• Exercise: Repeat the records below exactly. Omit the pictures.

::: Entries shown :::

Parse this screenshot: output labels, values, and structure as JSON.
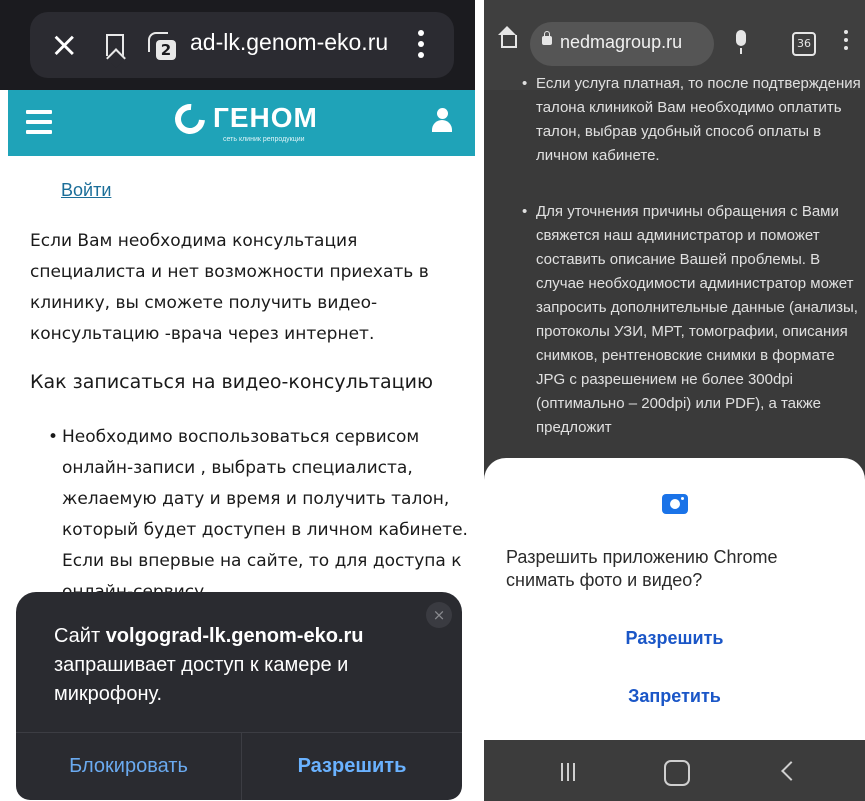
{
  "left": {
    "toolbar": {
      "close_icon": "close-icon",
      "bookmark_icon": "bookmark-icon",
      "tabs_count": "2",
      "url": "ad-lk.genom-eko.ru",
      "menu_icon": "kebab-menu-icon"
    },
    "header": {
      "color": "#1fa3b8",
      "logo_name": "ГЕНОМ",
      "logo_sub": "сеть клиник репродукции"
    },
    "content": {
      "login_link": "Войти",
      "intro": "Если Вам необходима консультация специалиста и нет возможности приехать в клинику, вы сможете получить видео-консультацию -врача через интернет.",
      "heading": "Как записаться на видео-консультацию",
      "bullet": "Необходимо воспользоваться сервисом онлайн-записи , выбрать специалиста, желаемую дату и время и получить талон, который будет доступен в личном кабинете. Если вы впервые на сайте, то для доступа к онлайн-сервису"
    },
    "dialog": {
      "prefix": "Сайт ",
      "site": "volgograd-lk.genom-eko.ru",
      "suffix": " запрашивает доступ к камере и микрофону.",
      "block_label": "Блокировать",
      "allow_label": "Разрешить"
    }
  },
  "right": {
    "toolbar": {
      "url": "nedmagroup.ru",
      "tabs_count": "36"
    },
    "content": {
      "bullet1": "Если услуга платная, то после подтверждения талона клиникой Вам необходимо оплатить талон, выбрав удобный способ оплаты в личном кабинете.",
      "bullet2": "Для уточнения причины обращения с Вами свяжется наш администратор и поможет составить описание Вашей проблемы. В случае необходимости администратор может запросить дополнительные данные (анализы, протоколы УЗИ, МРТ, томографии, описания снимков, рентгеновские снимки в формате JPG с разрешением не более 300dpi (оптимально – 200dpi) или PDF), а также предложит"
    },
    "sheet": {
      "question": "Разрешить приложению Chrome снимать фото и видео?",
      "allow_label": "Разрешить",
      "deny_label": "Запретить"
    },
    "colors": {
      "accent": "#1a73e8"
    }
  }
}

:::

• Written answer:
Parse this screenshot: output labels, values, and structure as JSON.
{
  "left": {
    "toolbar": {
      "close_icon": "close-icon",
      "bookmark_icon": "bookmark-icon",
      "tabs_count": "2",
      "url": "ad-lk.genom-eko.ru",
      "menu_icon": "kebab-menu-icon"
    },
    "header": {
      "color": "#1fa3b8",
      "logo_name": "ГЕНОМ",
      "logo_sub": "сеть клиник репродукции"
    },
    "content": {
      "login_link": "Войти",
      "intro": "Если Вам необходима консультация специалиста и нет возможности приехать в клинику, вы сможете получить видео-консультацию -врача через интернет.",
      "heading": "Как записаться на видео-консультацию",
      "bullet": "Необходимо воспользоваться сервисом онлайн-записи , выбрать специалиста, желаемую дату и время и получить талон, который будет доступен в личном кабинете. Если вы впервые на сайте, то для доступа к онлайн-сервису"
    },
    "dialog": {
      "prefix": "Сайт ",
      "site": "volgograd-lk.genom-eko.ru",
      "suffix": " запрашивает доступ к камере и микрофону.",
      "block_label": "Блокировать",
      "allow_label": "Разрешить"
    }
  },
  "right": {
    "toolbar": {
      "url": "nedmagroup.ru",
      "tabs_count": "36"
    },
    "content": {
      "bullet1": "Если услуга платная, то после подтверждения талона клиникой Вам необходимо оплатить талон, выбрав удобный способ оплаты в личном кабинете.",
      "bullet2": "Для уточнения причины обращения с Вами свяжется наш администратор и поможет составить описание Вашей проблемы. В случае необходимости администратор может запросить дополнительные данные (анализы, протоколы УЗИ, МРТ, томографии, описания снимков, рентгеновские снимки в формате JPG с разрешением не более 300dpi (оптимально – 200dpi) или PDF), а также предложит"
    },
    "sheet": {
      "question": "Разрешить приложению Chrome снимать фото и видео?",
      "allow_label": "Разрешить",
      "deny_label": "Запретить"
    },
    "colors": {
      "accent": "#1a73e8"
    }
  }
}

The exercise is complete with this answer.